Task description:
Please return the listing below from the line with "Serialize everything readable" through its last line, exactly, and include nothing else.

Provided data:

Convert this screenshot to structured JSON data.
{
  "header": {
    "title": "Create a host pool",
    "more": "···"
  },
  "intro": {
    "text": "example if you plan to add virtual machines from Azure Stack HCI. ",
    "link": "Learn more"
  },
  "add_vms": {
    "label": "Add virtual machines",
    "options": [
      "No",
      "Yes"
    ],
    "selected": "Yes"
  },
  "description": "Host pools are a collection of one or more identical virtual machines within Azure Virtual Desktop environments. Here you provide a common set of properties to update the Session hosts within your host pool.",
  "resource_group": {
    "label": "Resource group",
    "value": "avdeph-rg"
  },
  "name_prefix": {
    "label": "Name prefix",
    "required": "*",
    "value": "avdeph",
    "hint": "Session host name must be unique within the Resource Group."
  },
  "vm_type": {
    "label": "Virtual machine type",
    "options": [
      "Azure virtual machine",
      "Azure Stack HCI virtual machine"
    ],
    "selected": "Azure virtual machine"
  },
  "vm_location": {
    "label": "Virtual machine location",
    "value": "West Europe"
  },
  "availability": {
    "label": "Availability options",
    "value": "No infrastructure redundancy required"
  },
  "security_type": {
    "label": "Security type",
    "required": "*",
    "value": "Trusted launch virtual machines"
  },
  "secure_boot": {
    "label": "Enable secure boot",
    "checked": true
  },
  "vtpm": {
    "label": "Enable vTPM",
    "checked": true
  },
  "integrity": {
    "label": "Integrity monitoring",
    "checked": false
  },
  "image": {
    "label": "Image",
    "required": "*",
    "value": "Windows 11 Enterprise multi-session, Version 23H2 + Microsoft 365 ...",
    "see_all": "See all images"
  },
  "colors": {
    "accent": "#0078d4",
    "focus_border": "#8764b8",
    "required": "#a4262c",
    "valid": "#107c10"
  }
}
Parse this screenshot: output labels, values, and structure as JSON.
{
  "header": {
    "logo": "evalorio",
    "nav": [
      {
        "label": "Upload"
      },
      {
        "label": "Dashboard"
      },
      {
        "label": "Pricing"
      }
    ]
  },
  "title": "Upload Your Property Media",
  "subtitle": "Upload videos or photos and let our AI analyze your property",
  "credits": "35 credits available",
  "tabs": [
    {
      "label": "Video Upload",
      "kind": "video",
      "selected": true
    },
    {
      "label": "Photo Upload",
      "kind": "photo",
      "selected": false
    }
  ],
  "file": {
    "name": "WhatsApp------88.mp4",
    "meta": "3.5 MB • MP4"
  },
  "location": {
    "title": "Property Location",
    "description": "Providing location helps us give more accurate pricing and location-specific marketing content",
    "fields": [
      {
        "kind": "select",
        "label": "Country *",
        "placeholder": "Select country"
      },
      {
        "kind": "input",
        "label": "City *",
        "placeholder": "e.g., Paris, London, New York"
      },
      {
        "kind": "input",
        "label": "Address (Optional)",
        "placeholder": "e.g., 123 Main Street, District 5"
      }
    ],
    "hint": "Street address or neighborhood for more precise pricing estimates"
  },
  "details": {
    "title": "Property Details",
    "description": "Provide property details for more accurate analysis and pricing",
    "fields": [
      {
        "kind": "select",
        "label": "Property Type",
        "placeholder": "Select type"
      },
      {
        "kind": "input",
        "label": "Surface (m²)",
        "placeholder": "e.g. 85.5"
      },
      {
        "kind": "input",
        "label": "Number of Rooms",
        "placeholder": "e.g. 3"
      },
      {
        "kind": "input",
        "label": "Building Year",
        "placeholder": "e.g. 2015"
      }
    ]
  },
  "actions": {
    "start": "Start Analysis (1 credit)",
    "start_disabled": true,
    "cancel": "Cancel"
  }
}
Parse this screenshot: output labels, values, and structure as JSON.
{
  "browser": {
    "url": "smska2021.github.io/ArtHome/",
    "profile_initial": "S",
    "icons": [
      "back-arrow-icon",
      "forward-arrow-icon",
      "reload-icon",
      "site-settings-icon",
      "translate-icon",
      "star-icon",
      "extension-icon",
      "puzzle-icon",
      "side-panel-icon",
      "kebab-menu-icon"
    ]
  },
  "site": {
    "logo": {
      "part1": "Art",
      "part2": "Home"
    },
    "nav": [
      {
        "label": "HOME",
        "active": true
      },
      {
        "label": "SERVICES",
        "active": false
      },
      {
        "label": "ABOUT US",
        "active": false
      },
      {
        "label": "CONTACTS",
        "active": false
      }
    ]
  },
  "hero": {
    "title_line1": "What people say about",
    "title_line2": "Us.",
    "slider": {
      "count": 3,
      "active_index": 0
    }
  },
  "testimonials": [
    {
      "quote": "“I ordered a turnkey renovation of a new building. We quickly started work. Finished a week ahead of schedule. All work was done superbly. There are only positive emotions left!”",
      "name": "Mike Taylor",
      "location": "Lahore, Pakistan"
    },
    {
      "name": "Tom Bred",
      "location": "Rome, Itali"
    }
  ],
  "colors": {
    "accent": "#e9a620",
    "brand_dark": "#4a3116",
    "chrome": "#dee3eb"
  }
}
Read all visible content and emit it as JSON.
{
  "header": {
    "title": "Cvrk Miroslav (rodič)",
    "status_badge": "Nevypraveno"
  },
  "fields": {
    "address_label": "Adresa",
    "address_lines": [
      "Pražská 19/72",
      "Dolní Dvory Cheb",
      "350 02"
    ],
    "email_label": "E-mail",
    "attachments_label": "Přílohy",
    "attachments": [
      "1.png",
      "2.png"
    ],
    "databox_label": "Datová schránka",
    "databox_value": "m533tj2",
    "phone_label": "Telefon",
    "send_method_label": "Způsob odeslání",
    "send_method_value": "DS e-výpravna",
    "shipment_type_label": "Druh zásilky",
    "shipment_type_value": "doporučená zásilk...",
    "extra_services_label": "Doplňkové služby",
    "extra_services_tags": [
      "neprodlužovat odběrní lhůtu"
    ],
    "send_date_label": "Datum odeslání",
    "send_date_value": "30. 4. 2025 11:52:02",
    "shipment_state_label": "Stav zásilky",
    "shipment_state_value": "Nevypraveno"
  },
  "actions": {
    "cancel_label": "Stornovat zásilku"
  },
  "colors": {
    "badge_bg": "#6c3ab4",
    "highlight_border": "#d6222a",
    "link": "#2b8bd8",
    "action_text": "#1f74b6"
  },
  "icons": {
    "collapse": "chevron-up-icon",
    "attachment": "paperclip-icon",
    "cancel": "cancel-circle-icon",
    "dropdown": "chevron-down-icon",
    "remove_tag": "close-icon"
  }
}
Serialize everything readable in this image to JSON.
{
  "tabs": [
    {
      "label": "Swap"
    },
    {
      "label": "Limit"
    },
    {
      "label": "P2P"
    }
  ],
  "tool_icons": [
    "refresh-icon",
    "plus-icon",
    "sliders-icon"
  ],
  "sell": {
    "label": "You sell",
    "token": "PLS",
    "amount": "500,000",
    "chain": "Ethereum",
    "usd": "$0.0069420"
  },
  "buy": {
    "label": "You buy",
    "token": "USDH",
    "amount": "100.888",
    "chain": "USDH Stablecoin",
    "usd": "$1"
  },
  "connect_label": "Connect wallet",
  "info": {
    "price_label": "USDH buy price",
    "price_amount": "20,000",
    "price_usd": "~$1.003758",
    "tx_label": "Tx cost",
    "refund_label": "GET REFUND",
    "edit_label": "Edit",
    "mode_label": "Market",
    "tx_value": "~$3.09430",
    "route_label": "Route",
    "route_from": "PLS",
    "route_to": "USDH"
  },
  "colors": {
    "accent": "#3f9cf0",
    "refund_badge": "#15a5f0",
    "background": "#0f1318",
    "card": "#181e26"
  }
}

Answer to this exercise:
Serialize everything readable in this image to JSON.
{
  "tabs": [
    {
      "label": "Swap"
    },
    {
      "label": "Limit"
    },
    {
      "label": "P2P"
    }
  ],
  "tool_icons": [
    "refresh-icon",
    "plus-icon",
    "sliders-icon"
  ],
  "sell": {
    "label": "You sell",
    "token": "PLS",
    "amount": "500,000",
    "chain": "Ethereum",
    "usd": "$0.0069420"
  },
  "buy": {
    "label": "You buy",
    "token": "USDH",
    "amount": "100.888",
    "chain": "USDH Stablecoin",
    "usd": "$1"
  },
  "connect_label": "Connect wallet",
  "info": {
    "price_label": "USDH buy price",
    "price_amount": "20,000",
    "price_usd": "~$1.003758",
    "tx_label": "Tx cost",
    "refund_label": "GET REFUND",
    "edit_label": "Edit",
    "mode_label": "Market",
    "tx_value": "~$3.09430",
    "route_label": "Route",
    "route_from": "PLS",
    "route_to": "USDH"
  },
  "colors": {
    "accent": "#3f9cf0",
    "refund_badge": "#15a5f0",
    "background": "#0f1318",
    "card": "#181e26"
  }
}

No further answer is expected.